▼

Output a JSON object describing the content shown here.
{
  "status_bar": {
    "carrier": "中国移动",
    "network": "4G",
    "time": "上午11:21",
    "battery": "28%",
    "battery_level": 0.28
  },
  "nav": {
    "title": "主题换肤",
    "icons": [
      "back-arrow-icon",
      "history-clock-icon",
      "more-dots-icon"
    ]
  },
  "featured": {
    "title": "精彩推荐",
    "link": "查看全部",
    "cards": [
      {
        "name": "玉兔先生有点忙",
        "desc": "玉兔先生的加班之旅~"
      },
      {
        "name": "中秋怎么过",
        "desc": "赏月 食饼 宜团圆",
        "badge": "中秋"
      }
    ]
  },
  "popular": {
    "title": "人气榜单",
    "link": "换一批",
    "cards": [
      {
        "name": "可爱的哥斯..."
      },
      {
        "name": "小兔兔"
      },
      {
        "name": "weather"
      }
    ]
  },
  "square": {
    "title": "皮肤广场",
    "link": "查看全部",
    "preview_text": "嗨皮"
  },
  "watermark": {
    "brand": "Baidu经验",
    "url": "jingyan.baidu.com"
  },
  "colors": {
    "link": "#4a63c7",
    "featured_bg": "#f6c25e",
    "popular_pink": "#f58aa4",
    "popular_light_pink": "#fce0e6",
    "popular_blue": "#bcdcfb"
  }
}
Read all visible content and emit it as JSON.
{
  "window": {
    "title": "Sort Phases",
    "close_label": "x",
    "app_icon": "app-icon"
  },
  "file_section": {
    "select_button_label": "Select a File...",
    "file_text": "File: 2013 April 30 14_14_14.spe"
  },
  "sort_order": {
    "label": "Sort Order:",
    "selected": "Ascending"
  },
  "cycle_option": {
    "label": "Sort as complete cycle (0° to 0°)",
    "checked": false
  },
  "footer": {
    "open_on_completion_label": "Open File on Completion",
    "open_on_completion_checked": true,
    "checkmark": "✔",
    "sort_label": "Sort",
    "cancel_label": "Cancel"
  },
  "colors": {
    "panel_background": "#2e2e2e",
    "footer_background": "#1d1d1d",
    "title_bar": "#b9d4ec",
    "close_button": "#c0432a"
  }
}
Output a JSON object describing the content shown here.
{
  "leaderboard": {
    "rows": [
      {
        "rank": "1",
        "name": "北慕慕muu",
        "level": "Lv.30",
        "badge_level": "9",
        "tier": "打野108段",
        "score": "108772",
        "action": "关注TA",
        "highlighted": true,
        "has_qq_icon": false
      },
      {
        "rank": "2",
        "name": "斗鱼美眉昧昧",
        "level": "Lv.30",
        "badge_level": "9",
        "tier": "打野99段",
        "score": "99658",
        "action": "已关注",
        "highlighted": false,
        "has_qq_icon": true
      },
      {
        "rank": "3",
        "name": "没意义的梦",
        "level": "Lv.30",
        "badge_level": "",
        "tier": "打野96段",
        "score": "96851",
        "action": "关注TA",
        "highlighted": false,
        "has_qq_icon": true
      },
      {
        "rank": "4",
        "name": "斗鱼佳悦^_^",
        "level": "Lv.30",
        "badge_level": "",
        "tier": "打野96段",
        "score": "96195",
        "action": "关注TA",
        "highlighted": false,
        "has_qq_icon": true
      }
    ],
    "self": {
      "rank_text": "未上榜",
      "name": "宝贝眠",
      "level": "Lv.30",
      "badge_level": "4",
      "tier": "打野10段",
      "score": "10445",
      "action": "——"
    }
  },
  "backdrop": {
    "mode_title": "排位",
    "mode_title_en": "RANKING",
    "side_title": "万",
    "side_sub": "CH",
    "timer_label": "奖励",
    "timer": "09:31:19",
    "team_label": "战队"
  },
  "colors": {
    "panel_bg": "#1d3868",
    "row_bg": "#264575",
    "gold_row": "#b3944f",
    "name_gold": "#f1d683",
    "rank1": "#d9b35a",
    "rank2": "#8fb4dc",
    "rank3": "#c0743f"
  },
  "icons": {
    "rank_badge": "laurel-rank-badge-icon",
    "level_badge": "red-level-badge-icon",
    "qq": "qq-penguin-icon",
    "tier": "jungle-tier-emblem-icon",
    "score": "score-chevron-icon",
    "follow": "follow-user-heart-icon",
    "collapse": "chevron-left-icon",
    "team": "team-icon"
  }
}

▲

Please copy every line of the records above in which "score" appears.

        "score": "108772",
        "score": "99658",
        "score": "96851",
        "score": "96195",
      "score": "10445",
    "score": "score-chevron-icon",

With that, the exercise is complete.